#### Problem to work on:
Extract the text of every entry below exactly; leave images out.

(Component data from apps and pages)

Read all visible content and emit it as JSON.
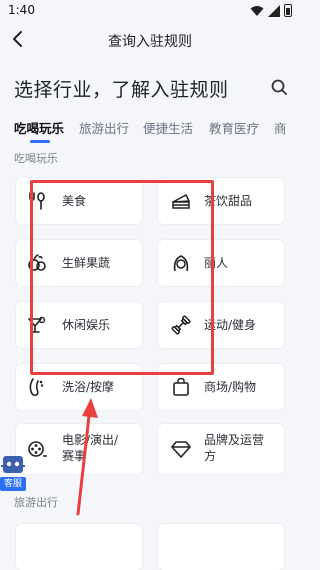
{
  "status_bar": {
    "time": "1:40"
  },
  "nav": {
    "title": "查询入驻规则"
  },
  "heading": "选择行业，了解入驻规则",
  "tabs": [
    {
      "label": "吃喝玩乐",
      "active": true
    },
    {
      "label": "旅游出行",
      "active": false
    },
    {
      "label": "便捷生活",
      "active": false
    },
    {
      "label": "教育医疗",
      "active": false
    },
    {
      "label": "商",
      "active": false
    }
  ],
  "sections": [
    {
      "label": "吃喝玩乐",
      "items": [
        {
          "label": "美食",
          "icon": "fork-spoon-icon"
        },
        {
          "label": "茶饮甜品",
          "icon": "cake-icon"
        },
        {
          "label": "生鲜果蔬",
          "icon": "fruit-icon"
        },
        {
          "label": "丽人",
          "icon": "woman-icon"
        },
        {
          "label": "休闲娱乐",
          "icon": "cocktail-icon"
        },
        {
          "label": "运动/健身",
          "icon": "dumbbell-icon"
        },
        {
          "label": "洗浴/按摩",
          "icon": "foot-icon"
        },
        {
          "label": "商场/购物",
          "icon": "shopping-bag-icon"
        },
        {
          "label": "电影/演出/赛事",
          "icon": "film-reel-icon"
        },
        {
          "label": "品牌及运营方",
          "icon": "diamond-icon"
        }
      ]
    },
    {
      "label": "旅游出行"
    }
  ],
  "service_badge": {
    "label": "客服"
  },
  "colors": {
    "accent": "#2a6ff5",
    "annotation": "#e8403f"
  }
}
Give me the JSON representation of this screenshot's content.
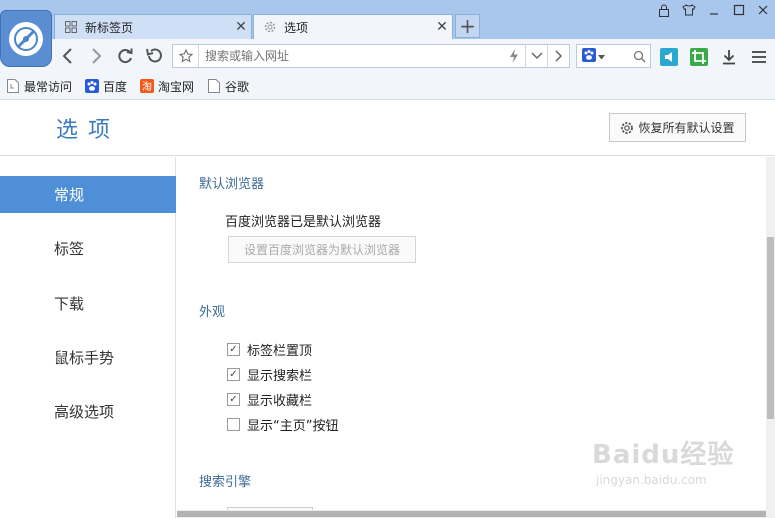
{
  "tabs": [
    {
      "label": "新标签页",
      "close": "✕"
    },
    {
      "label": "选项",
      "close": "✕"
    }
  ],
  "new_tab": "+",
  "address_bar": {
    "placeholder": "搜索或输入网址"
  },
  "bookmarks": [
    "最常访问",
    "百度",
    "淘宝网",
    "谷歌"
  ],
  "page": {
    "title": "选项",
    "restore_button": "恢复所有默认设置"
  },
  "sidebar": {
    "items": [
      {
        "label": "常规",
        "active": true
      },
      {
        "label": "标签",
        "active": false
      },
      {
        "label": "下载",
        "active": false
      },
      {
        "label": "鼠标手势",
        "active": false
      },
      {
        "label": "高级选项",
        "active": false
      }
    ]
  },
  "default_browser": {
    "section_title": "默认浏览器",
    "status": "百度浏览器已是默认浏览器",
    "button": "设置百度浏览器为默认浏览器"
  },
  "appearance": {
    "section_title": "外观",
    "options": [
      {
        "label": "标签栏置顶",
        "checked": true
      },
      {
        "label": "显示搜索栏",
        "checked": true
      },
      {
        "label": "显示收藏栏",
        "checked": true
      },
      {
        "label": "显示“主页”按钮",
        "checked": false
      }
    ]
  },
  "search_engine": {
    "section_title": "搜索引擎"
  },
  "watermark": {
    "text": "Baidu经验",
    "url": "jingyan.baidu.com"
  },
  "colors": {
    "accent": "#4e8fd8",
    "title": "#3b7abf",
    "titlebar": "#a9c6ed",
    "toolbar": "#f2f6fb"
  }
}
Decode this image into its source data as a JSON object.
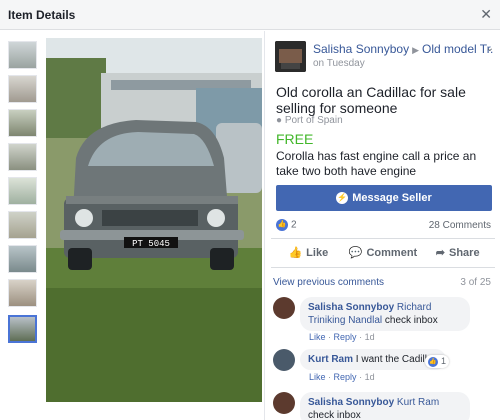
{
  "dialog": {
    "title": "Item Details",
    "close_icon": "✕"
  },
  "thumbnails": {
    "count": 9,
    "selected_index": 9
  },
  "seller": {
    "name": "Salisha Sonnyboy",
    "group": "Old model Tr...",
    "posted": "on Tuesday"
  },
  "listing": {
    "title": "Old corolla an Cadillac for sale selling for someone",
    "location": "Port of Spain",
    "price": "FREE",
    "description": "Corolla has fast engine call a price an take two both have engine",
    "plate": "PT 5045"
  },
  "message_button": {
    "label": "Message Seller"
  },
  "stats": {
    "likes": "2",
    "comments": "28 Comments"
  },
  "actions": {
    "like": "Like",
    "comment": "Comment",
    "share": "Share"
  },
  "comments_section": {
    "view_previous": "View previous comments",
    "count": "3 of 25",
    "items": [
      {
        "author": "Salisha Sonnyboy",
        "tag": "Richard Triniking Nandlal",
        "text": "check inbox",
        "like": "Like",
        "reply": "Reply",
        "time": "1d"
      },
      {
        "author": "Kurt Ram",
        "tag": "",
        "text": "I want the Cadillac",
        "like": "Like",
        "reply": "Reply",
        "time": "1d",
        "reactions": "1"
      },
      {
        "author": "Salisha Sonnyboy",
        "tag": "Kurt Ram",
        "text": "check inbox"
      }
    ]
  },
  "colors": {
    "brand": "#4267b2",
    "link": "#385898",
    "price": "#42b72a"
  }
}
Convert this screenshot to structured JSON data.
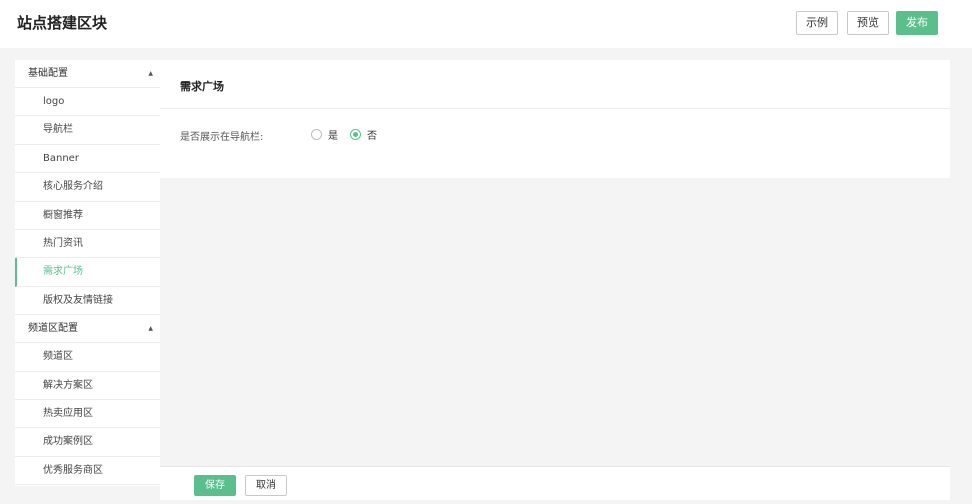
{
  "header": {
    "title": "站点搭建区块",
    "buttons": {
      "example": "示例",
      "preview": "预览",
      "publish": "发布"
    }
  },
  "sidebar": {
    "groups": [
      {
        "label": "基础配置",
        "items": [
          "logo",
          "导航栏",
          "Banner",
          "核心服务介绍",
          "橱窗推荐",
          "热门资讯",
          "需求广场",
          "版权及友情链接"
        ]
      },
      {
        "label": "频道区配置",
        "items": [
          "频道区",
          "解决方案区",
          "热卖应用区",
          "成功案例区",
          "优秀服务商区"
        ]
      }
    ],
    "active_item": "需求广场"
  },
  "content": {
    "title": "需求广场",
    "field_label": "是否展示在导航栏:",
    "options": [
      "是",
      "否"
    ],
    "selected": "否"
  },
  "footer": {
    "save": "保存",
    "cancel": "取消"
  },
  "colors": {
    "accent": "#5bbf8d",
    "background": "#f4f4f4",
    "divider": "#ececec"
  },
  "icons": {
    "group_caret": "caret-up-icon"
  }
}
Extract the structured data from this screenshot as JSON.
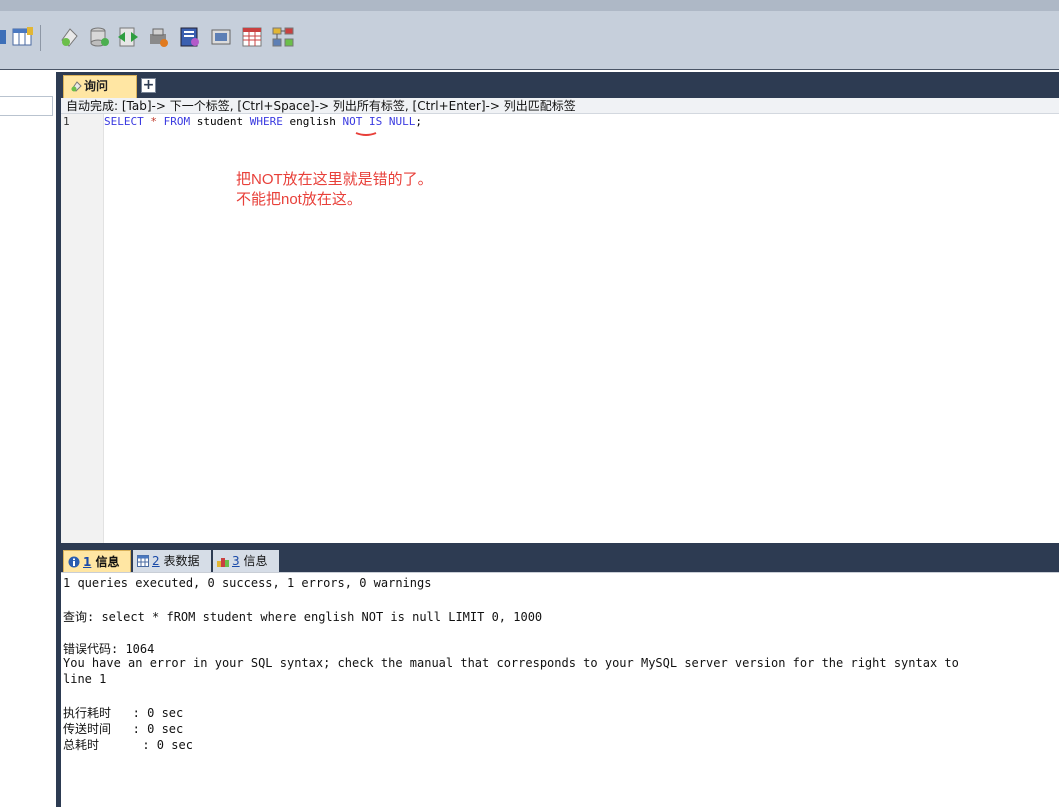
{
  "toolbar": {
    "icons": [
      "table-icon",
      "new-query-icon",
      "database-icon",
      "schema-sync-icon",
      "data-transfer-icon",
      "import-icon",
      "backup-icon",
      "schedule-icon",
      "schema-designer-icon"
    ]
  },
  "editor": {
    "tab_label": "询问",
    "add_tab_label": "+",
    "autocomplete_hint": "自动完成: [Tab]-> 下一个标签, [Ctrl+Space]-> 列出所有标签, [Ctrl+Enter]-> 列出匹配标签",
    "line_number": "1",
    "code": {
      "select": "SELECT",
      "star": "*",
      "from": "FROM",
      "table": "student",
      "where": "WHERE",
      "column": "english",
      "not": "NOT",
      "is": "IS",
      "null": "NULL",
      "semicolon": ";"
    },
    "annotation_line1": "把NOT放在这里就是错的了。",
    "annotation_line2": "不能把not放在这。"
  },
  "results": {
    "tabs": [
      {
        "num": "1",
        "label": "信息"
      },
      {
        "num": "2",
        "label": "表数据"
      },
      {
        "num": "3",
        "label": "信息"
      }
    ],
    "summary": "1 queries executed, 0 success, 1 errors, 0 warnings",
    "query_line": "查询: select * fROM student where english NOT is null LIMIT 0, 1000",
    "error_code_line": "错误代码: 1064",
    "error_message": "You have an error in your SQL syntax; check the manual that corresponds to your MySQL server version for the right syntax to",
    "error_message_cont": "line 1",
    "exec_time": "执行耗时   : 0 sec",
    "transfer_time": "传送时间   : 0 sec",
    "total_time": "总耗时      : 0 sec"
  }
}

#### Result for this exercise:
Read all visible content and emit it as JSON.
{
  "status_bar": {
    "time": "1:40"
  },
  "nav": {
    "title": "查询入驻规则"
  },
  "heading": "选择行业，了解入驻规则",
  "tabs": [
    {
      "label": "吃喝玩乐",
      "active": true
    },
    {
      "label": "旅游出行",
      "active": false
    },
    {
      "label": "便捷生活",
      "active": false
    },
    {
      "label": "教育医疗",
      "active": false
    },
    {
      "label": "商",
      "active": false
    }
  ],
  "sections": [
    {
      "label": "吃喝玩乐",
      "items": [
        {
          "label": "美食",
          "icon": "fork-spoon-icon"
        },
        {
          "label": "茶饮甜品",
          "icon": "cake-icon"
        },
        {
          "label": "生鲜果蔬",
          "icon": "fruit-icon"
        },
        {
          "label": "丽人",
          "icon": "woman-icon"
        },
        {
          "label": "休闲娱乐",
          "icon": "cocktail-icon"
        },
        {
          "label": "运动/健身",
          "icon": "dumbbell-icon"
        },
        {
          "label": "洗浴/按摩",
          "icon": "foot-icon"
        },
        {
          "label": "商场/购物",
          "icon": "shopping-bag-icon"
        },
        {
          "label": "电影/演出/赛事",
          "icon": "film-reel-icon"
        },
        {
          "label": "品牌及运营方",
          "icon": "diamond-icon"
        }
      ]
    },
    {
      "label": "旅游出行"
    }
  ],
  "service_badge": {
    "label": "客服"
  },
  "colors": {
    "accent": "#2a6ff5",
    "annotation": "#e8403f"
  }
}
Give me the JSON representation of this screenshot's content.
{
  "tabs": [
    {
      "label": "新标签页",
      "close": "✕"
    },
    {
      "label": "选项",
      "close": "✕"
    }
  ],
  "new_tab": "+",
  "address_bar": {
    "placeholder": "搜索或输入网址"
  },
  "bookmarks": [
    "最常访问",
    "百度",
    "淘宝网",
    "谷歌"
  ],
  "page": {
    "title": "选项",
    "restore_button": "恢复所有默认设置"
  },
  "sidebar": {
    "items": [
      {
        "label": "常规",
        "active": true
      },
      {
        "label": "标签",
        "active": false
      },
      {
        "label": "下载",
        "active": false
      },
      {
        "label": "鼠标手势",
        "active": false
      },
      {
        "label": "高级选项",
        "active": false
      }
    ]
  },
  "default_browser": {
    "section_title": "默认浏览器",
    "status": "百度浏览器已是默认浏览器",
    "button": "设置百度浏览器为默认浏览器"
  },
  "appearance": {
    "section_title": "外观",
    "options": [
      {
        "label": "标签栏置顶",
        "checked": true
      },
      {
        "label": "显示搜索栏",
        "checked": true
      },
      {
        "label": "显示收藏栏",
        "checked": true
      },
      {
        "label": "显示“主页”按钮",
        "checked": false
      }
    ]
  },
  "search_engine": {
    "section_title": "搜索引擎"
  },
  "watermark": {
    "text": "Baidu经验",
    "url": "jingyan.baidu.com"
  },
  "colors": {
    "accent": "#4e8fd8",
    "title": "#3b7abf",
    "titlebar": "#a9c6ed",
    "toolbar": "#f2f6fb"
  }
}
Decode this image into its source data as a JSON object.
{
  "dialog": {
    "title": "Item Details",
    "close_icon": "✕"
  },
  "thumbnails": {
    "count": 9,
    "selected_index": 9
  },
  "seller": {
    "name": "Salisha Sonnyboy",
    "group": "Old model Tr...",
    "posted": "on Tuesday"
  },
  "listing": {
    "title": "Old corolla an Cadillac for sale selling for someone",
    "location": "Port of Spain",
    "price": "FREE",
    "description": "Corolla has fast engine call a price an take two both have engine",
    "plate": "PT 5045"
  },
  "message_button": {
    "label": "Message Seller"
  },
  "stats": {
    "likes": "2",
    "comments": "28 Comments"
  },
  "actions": {
    "like": "Like",
    "comment": "Comment",
    "share": "Share"
  },
  "comments_section": {
    "view_previous": "View previous comments",
    "count": "3 of 25",
    "items": [
      {
        "author": "Salisha Sonnyboy",
        "tag": "Richard Triniking Nandlal",
        "text": "check inbox",
        "like": "Like",
        "reply": "Reply",
        "time": "1d"
      },
      {
        "author": "Kurt Ram",
        "tag": "",
        "text": "I want the Cadillac",
        "like": "Like",
        "reply": "Reply",
        "time": "1d",
        "reactions": "1"
      },
      {
        "author": "Salisha Sonnyboy",
        "tag": "Kurt Ram",
        "text": "check inbox"
      }
    ]
  },
  "colors": {
    "brand": "#4267b2",
    "link": "#385898",
    "price": "#42b72a"
  }
}
Convert this screenshot to structured JSON data.
{
  "header": {
    "title": "站点搭建区块",
    "buttons": {
      "example": "示例",
      "preview": "预览",
      "publish": "发布"
    }
  },
  "sidebar": {
    "groups": [
      {
        "label": "基础配置",
        "items": [
          "logo",
          "导航栏",
          "Banner",
          "核心服务介绍",
          "橱窗推荐",
          "热门资讯",
          "需求广场",
          "版权及友情链接"
        ]
      },
      {
        "label": "频道区配置",
        "items": [
          "频道区",
          "解决方案区",
          "热卖应用区",
          "成功案例区",
          "优秀服务商区"
        ]
      }
    ],
    "active_item": "需求广场"
  },
  "content": {
    "title": "需求广场",
    "field_label": "是否展示在导航栏:",
    "options": [
      "是",
      "否"
    ],
    "selected": "否"
  },
  "footer": {
    "save": "保存",
    "cancel": "取消"
  },
  "colors": {
    "accent": "#5bbf8d",
    "background": "#f4f4f4",
    "divider": "#ececec"
  },
  "icons": {
    "group_caret": "caret-up-icon"
  }
}
Extract the structured data from this screenshot as JSON.
{
  "toolbar": {
    "icons": [
      "table-icon",
      "new-query-icon",
      "database-icon",
      "schema-sync-icon",
      "data-transfer-icon",
      "import-icon",
      "backup-icon",
      "schedule-icon",
      "schema-designer-icon"
    ]
  },
  "editor": {
    "tab_label": "询问",
    "add_tab_label": "+",
    "autocomplete_hint": "自动完成: [Tab]-> 下一个标签, [Ctrl+Space]-> 列出所有标签, [Ctrl+Enter]-> 列出匹配标签",
    "line_number": "1",
    "code": {
      "select": "SELECT",
      "star": "*",
      "from": "FROM",
      "table": "student",
      "where": "WHERE",
      "column": "english",
      "not": "NOT",
      "is": "IS",
      "null": "NULL",
      "semicolon": ";"
    },
    "annotation_line1": "把NOT放在这里就是错的了。",
    "annotation_line2": "不能把not放在这。"
  },
  "results": {
    "tabs": [
      {
        "num": "1",
        "label": "信息"
      },
      {
        "num": "2",
        "label": "表数据"
      },
      {
        "num": "3",
        "label": "信息"
      }
    ],
    "summary": "1 queries executed, 0 success, 1 errors, 0 warnings",
    "query_line": "查询: select * fROM student where english NOT is null LIMIT 0, 1000",
    "error_code_line": "错误代码: 1064",
    "error_message": "You have an error in your SQL syntax; check the manual that corresponds to your MySQL server version for the right syntax to",
    "error_message_cont": "line 1",
    "exec_time": "执行耗时   : 0 sec",
    "transfer_time": "传送时间   : 0 sec",
    "total_time": "总耗时      : 0 sec"
  }
}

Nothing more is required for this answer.